### The task
Nothing but the entries, copied exactly, should appear in the response.

Data shown Start Marker

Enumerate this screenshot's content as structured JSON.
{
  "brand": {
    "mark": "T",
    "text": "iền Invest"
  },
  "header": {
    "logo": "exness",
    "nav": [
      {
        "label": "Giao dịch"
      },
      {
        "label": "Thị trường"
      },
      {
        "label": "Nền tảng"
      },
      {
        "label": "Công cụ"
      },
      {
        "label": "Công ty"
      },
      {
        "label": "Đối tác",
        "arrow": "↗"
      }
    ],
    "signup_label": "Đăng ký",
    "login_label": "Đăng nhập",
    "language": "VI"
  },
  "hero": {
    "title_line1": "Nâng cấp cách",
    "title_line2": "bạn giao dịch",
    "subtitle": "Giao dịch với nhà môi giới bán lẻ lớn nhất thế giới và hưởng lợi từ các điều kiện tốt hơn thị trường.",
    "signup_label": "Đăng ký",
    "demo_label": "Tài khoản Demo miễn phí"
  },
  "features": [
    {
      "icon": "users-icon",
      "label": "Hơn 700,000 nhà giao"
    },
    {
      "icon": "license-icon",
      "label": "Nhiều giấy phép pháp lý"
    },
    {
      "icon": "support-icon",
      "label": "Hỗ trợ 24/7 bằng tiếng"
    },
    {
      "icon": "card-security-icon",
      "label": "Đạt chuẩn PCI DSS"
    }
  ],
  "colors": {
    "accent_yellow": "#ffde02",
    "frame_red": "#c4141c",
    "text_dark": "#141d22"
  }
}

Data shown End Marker

### Output of the exercise
Enumerate this screenshot's content as structured JSON.
{
  "brand": {
    "mark": "T",
    "text": "iền Invest"
  },
  "header": {
    "logo": "exness",
    "nav": [
      {
        "label": "Giao dịch"
      },
      {
        "label": "Thị trường"
      },
      {
        "label": "Nền tảng"
      },
      {
        "label": "Công cụ"
      },
      {
        "label": "Công ty"
      },
      {
        "label": "Đối tác",
        "arrow": "↗"
      }
    ],
    "signup_label": "Đăng ký",
    "login_label": "Đăng nhập",
    "language": "VI"
  },
  "hero": {
    "title_line1": "Nâng cấp cách",
    "title_line2": "bạn giao dịch",
    "subtitle": "Giao dịch với nhà môi giới bán lẻ lớn nhất thế giới và hưởng lợi từ các điều kiện tốt hơn thị trường.",
    "signup_label": "Đăng ký",
    "demo_label": "Tài khoản Demo miễn phí"
  },
  "features": [
    {
      "icon": "users-icon",
      "label": "Hơn 700,000 nhà giao"
    },
    {
      "icon": "license-icon",
      "label": "Nhiều giấy phép pháp lý"
    },
    {
      "icon": "support-icon",
      "label": "Hỗ trợ 24/7 bằng tiếng"
    },
    {
      "icon": "card-security-icon",
      "label": "Đạt chuẩn PCI DSS"
    }
  ],
  "colors": {
    "accent_yellow": "#ffde02",
    "frame_red": "#c4141c",
    "text_dark": "#141d22"
  }
}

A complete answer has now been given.